[Exercise input — start]
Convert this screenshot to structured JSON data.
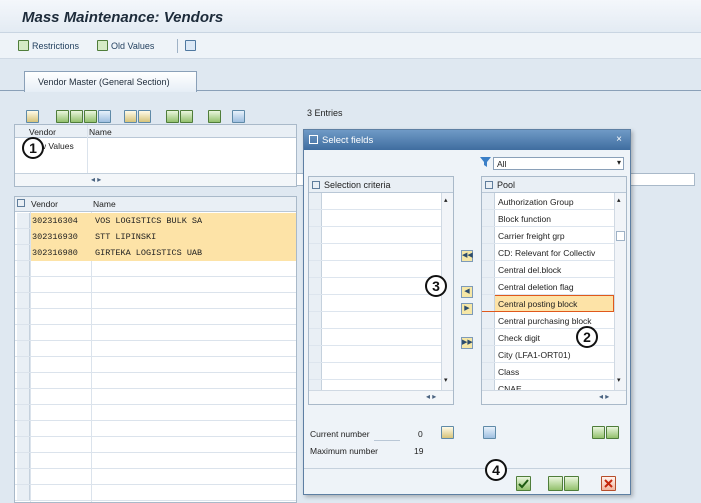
{
  "window": {
    "title": "Mass Maintenance: Vendors"
  },
  "toolbar": {
    "restrictions": "Restrictions",
    "old_values": "Old Values"
  },
  "tabs": [
    {
      "label": "Vendor Master (General Section)"
    }
  ],
  "entries_label": "3 Entries",
  "old_values_grid": {
    "col_vendor": "Vendor",
    "col_name": "Name",
    "row_label": "New Values",
    "scroll_arrows": "◂ ▸"
  },
  "vendor_grid": {
    "col_vendor": "Vendor",
    "col_name": "Name",
    "rows": [
      {
        "vendor": "302316304",
        "name": "VOS LOGISTICS BULK SA"
      },
      {
        "vendor": "302316930",
        "name": "STT LIPINSKI"
      },
      {
        "vendor": "302316980",
        "name": "GIRTEKA LOGISTICS UAB"
      }
    ]
  },
  "dialog": {
    "title": "Select fields",
    "close": "×",
    "filter_value": "All",
    "left_header": "Selection criteria",
    "right_header": "Pool",
    "pool_items": [
      "Authorization Group",
      "Block function",
      "Carrier freight grp",
      "CD: Relevant for Collectiv",
      "Central del.block",
      "Central deletion flag",
      "Central posting block",
      "Central purchasing block",
      "Check digit",
      "City (LFA1-ORT01)",
      "Class",
      "CNAE"
    ],
    "selected_pool_index": 6,
    "current_number_label": "Current number",
    "current_number": "0",
    "maximum_number_label": "Maximum number",
    "maximum_number": "19"
  },
  "callouts": [
    "1",
    "2",
    "3",
    "4"
  ],
  "colors": {
    "selection": "#fde3a7",
    "title_bar": "#3f6d9f"
  }
}
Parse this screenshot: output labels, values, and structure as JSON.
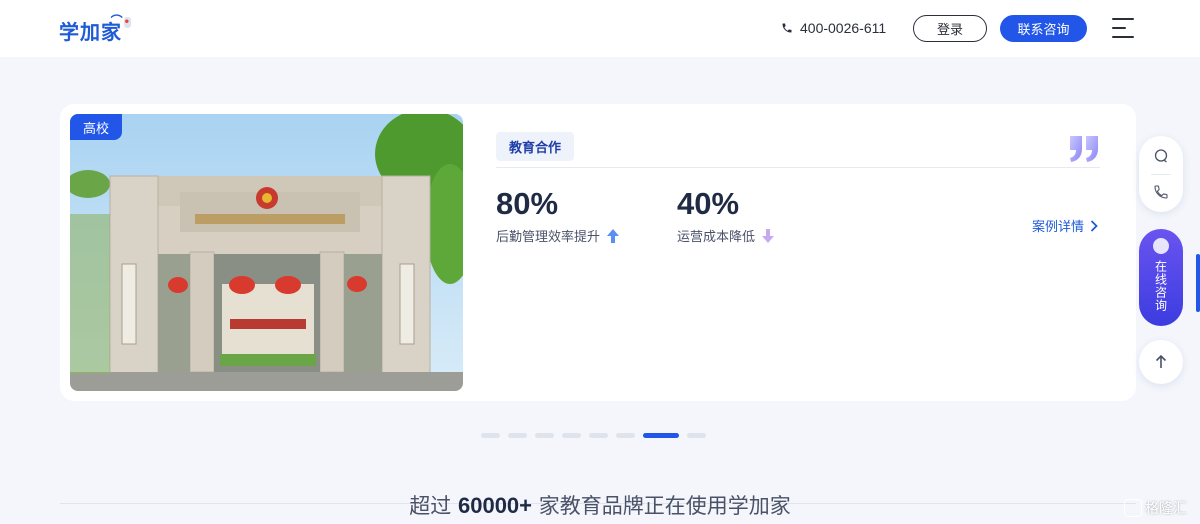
{
  "header": {
    "logo_text": "学加家",
    "phone": "400-0026-611",
    "login_label": "登录",
    "contact_label": "联系咨询"
  },
  "card": {
    "tag": "高校",
    "category": "教育合作",
    "stats": [
      {
        "value": "80%",
        "desc": "后勤管理效率提升",
        "trend": "up"
      },
      {
        "value": "40%",
        "desc": "运营成本降低",
        "trend": "down"
      }
    ],
    "case_link": "案例详情"
  },
  "pagination": {
    "total": 8,
    "active_index": 6
  },
  "tagline": {
    "prefix": "超过 ",
    "number": "60000+",
    "suffix": " 家教育品牌正在使用学加家"
  },
  "float": {
    "online_label": "在线咨询"
  },
  "watermark": "格隆汇",
  "colors": {
    "brand": "#2156e8",
    "online_gradient_top": "#6a54f0",
    "text_dark": "#1f2a44"
  }
}
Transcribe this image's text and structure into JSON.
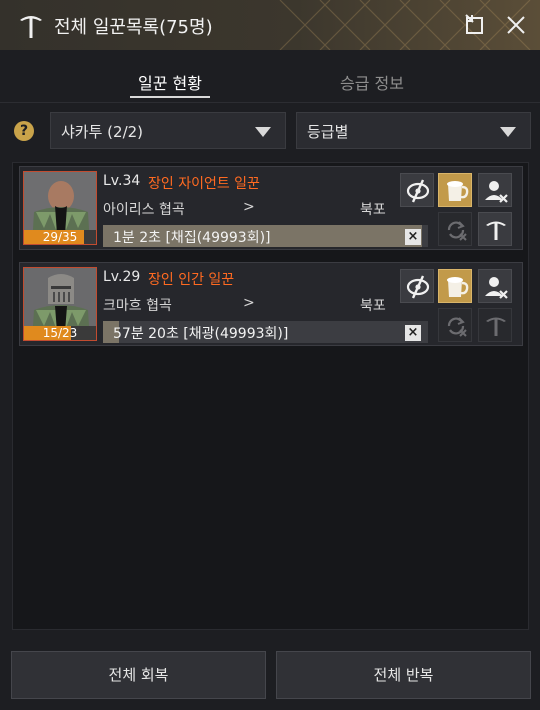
{
  "window": {
    "title": "전체 일꾼목록(75명)",
    "icon": "pickaxe-icon"
  },
  "titlebar_buttons": [
    {
      "icon": "popout-icon"
    },
    {
      "icon": "close-icon"
    }
  ],
  "tabs": [
    {
      "label": "일꾼 현황",
      "active": true
    },
    {
      "label": "승급 정보",
      "active": false
    }
  ],
  "help": {
    "label": "?"
  },
  "filters": {
    "town": {
      "value": "샤카투 (2/2)"
    },
    "sort": {
      "value": "등급별"
    }
  },
  "workers": [
    {
      "level": "Lv.34",
      "name": "장인 자이언트 일꾼",
      "stamina": "29/35",
      "stamina_fraction": 0.83,
      "from": "아이리스 협곡",
      "arrow": ">",
      "to": "북포",
      "task": "1분 2초 [채집(49993회)]",
      "task_progress": 0.98,
      "cancel": "×"
    },
    {
      "level": "Lv.29",
      "name": "장인 인간 일꾼",
      "stamina": "15/23",
      "stamina_fraction": 0.65,
      "from": "크마흐 협곡",
      "arrow": ">",
      "to": "북포",
      "task": "57분 20초 [채광(49993회)]",
      "task_progress": 0.05,
      "cancel": "×"
    }
  ],
  "bottom": {
    "recover_all": "전체 회복",
    "repeat_all": "전체 반복"
  },
  "colors": {
    "accent": "#ff6a21",
    "gold": "#c29a4a",
    "stamina": "#e08a1e"
  }
}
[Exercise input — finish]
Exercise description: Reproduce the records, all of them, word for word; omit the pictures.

Solution to this problem:
Convert this screenshot to structured JSON data.
{
  "window": {
    "title": "Mass Maintenance: Vendors"
  },
  "toolbar": {
    "restrictions": "Restrictions",
    "old_values": "Old Values"
  },
  "tabs": [
    {
      "label": "Vendor Master (General Section)"
    }
  ],
  "entries_label": "3 Entries",
  "old_values_grid": {
    "col_vendor": "Vendor",
    "col_name": "Name",
    "row_label": "New Values",
    "scroll_arrows": "◂ ▸"
  },
  "vendor_grid": {
    "col_vendor": "Vendor",
    "col_name": "Name",
    "rows": [
      {
        "vendor": "302316304",
        "name": "VOS LOGISTICS BULK SA"
      },
      {
        "vendor": "302316930",
        "name": "STT LIPINSKI"
      },
      {
        "vendor": "302316980",
        "name": "GIRTEKA LOGISTICS UAB"
      }
    ]
  },
  "dialog": {
    "title": "Select fields",
    "close": "×",
    "filter_value": "All",
    "left_header": "Selection criteria",
    "right_header": "Pool",
    "pool_items": [
      "Authorization Group",
      "Block function",
      "Carrier freight grp",
      "CD: Relevant for Collectiv",
      "Central del.block",
      "Central deletion flag",
      "Central posting block",
      "Central purchasing block",
      "Check digit",
      "City (LFA1-ORT01)",
      "Class",
      "CNAE"
    ],
    "selected_pool_index": 6,
    "current_number_label": "Current number",
    "current_number": "0",
    "maximum_number_label": "Maximum number",
    "maximum_number": "19"
  },
  "callouts": [
    "1",
    "2",
    "3",
    "4"
  ],
  "colors": {
    "selection": "#fde3a7",
    "title_bar": "#3f6d9f"
  }
}
Parse this screenshot: output labels, values, and structure as JSON.
{
  "header": {
    "logo_text": "学加家",
    "phone": "400-0026-611",
    "login_label": "登录",
    "contact_label": "联系咨询"
  },
  "card": {
    "tag": "高校",
    "category": "教育合作",
    "stats": [
      {
        "value": "80%",
        "desc": "后勤管理效率提升",
        "trend": "up"
      },
      {
        "value": "40%",
        "desc": "运营成本降低",
        "trend": "down"
      }
    ],
    "case_link": "案例详情"
  },
  "pagination": {
    "total": 8,
    "active_index": 6
  },
  "tagline": {
    "prefix": "超过 ",
    "number": "60000+",
    "suffix": " 家教育品牌正在使用学加家"
  },
  "float": {
    "online_label": "在线咨询"
  },
  "watermark": "格隆汇",
  "colors": {
    "brand": "#2156e8",
    "online_gradient_top": "#6a54f0",
    "text_dark": "#1f2a44"
  }
}
Transcribe this image's text and structure into JSON.
{
  "window": {
    "title": "전체 일꾼목록(75명)",
    "icon": "pickaxe-icon"
  },
  "titlebar_buttons": [
    {
      "icon": "popout-icon"
    },
    {
      "icon": "close-icon"
    }
  ],
  "tabs": [
    {
      "label": "일꾼 현황",
      "active": true
    },
    {
      "label": "승급 정보",
      "active": false
    }
  ],
  "help": {
    "label": "?"
  },
  "filters": {
    "town": {
      "value": "샤카투 (2/2)"
    },
    "sort": {
      "value": "등급별"
    }
  },
  "workers": [
    {
      "level": "Lv.34",
      "name": "장인 자이언트 일꾼",
      "stamina": "29/35",
      "stamina_fraction": 0.83,
      "from": "아이리스 협곡",
      "arrow": ">",
      "to": "북포",
      "task": "1분 2초 [채집(49993회)]",
      "task_progress": 0.98,
      "cancel": "×"
    },
    {
      "level": "Lv.29",
      "name": "장인 인간 일꾼",
      "stamina": "15/23",
      "stamina_fraction": 0.65,
      "from": "크마흐 협곡",
      "arrow": ">",
      "to": "북포",
      "task": "57분 20초 [채광(49993회)]",
      "task_progress": 0.05,
      "cancel": "×"
    }
  ],
  "bottom": {
    "recover_all": "전체 회복",
    "repeat_all": "전체 반복"
  },
  "colors": {
    "accent": "#ff6a21",
    "gold": "#c29a4a",
    "stamina": "#e08a1e"
  }
}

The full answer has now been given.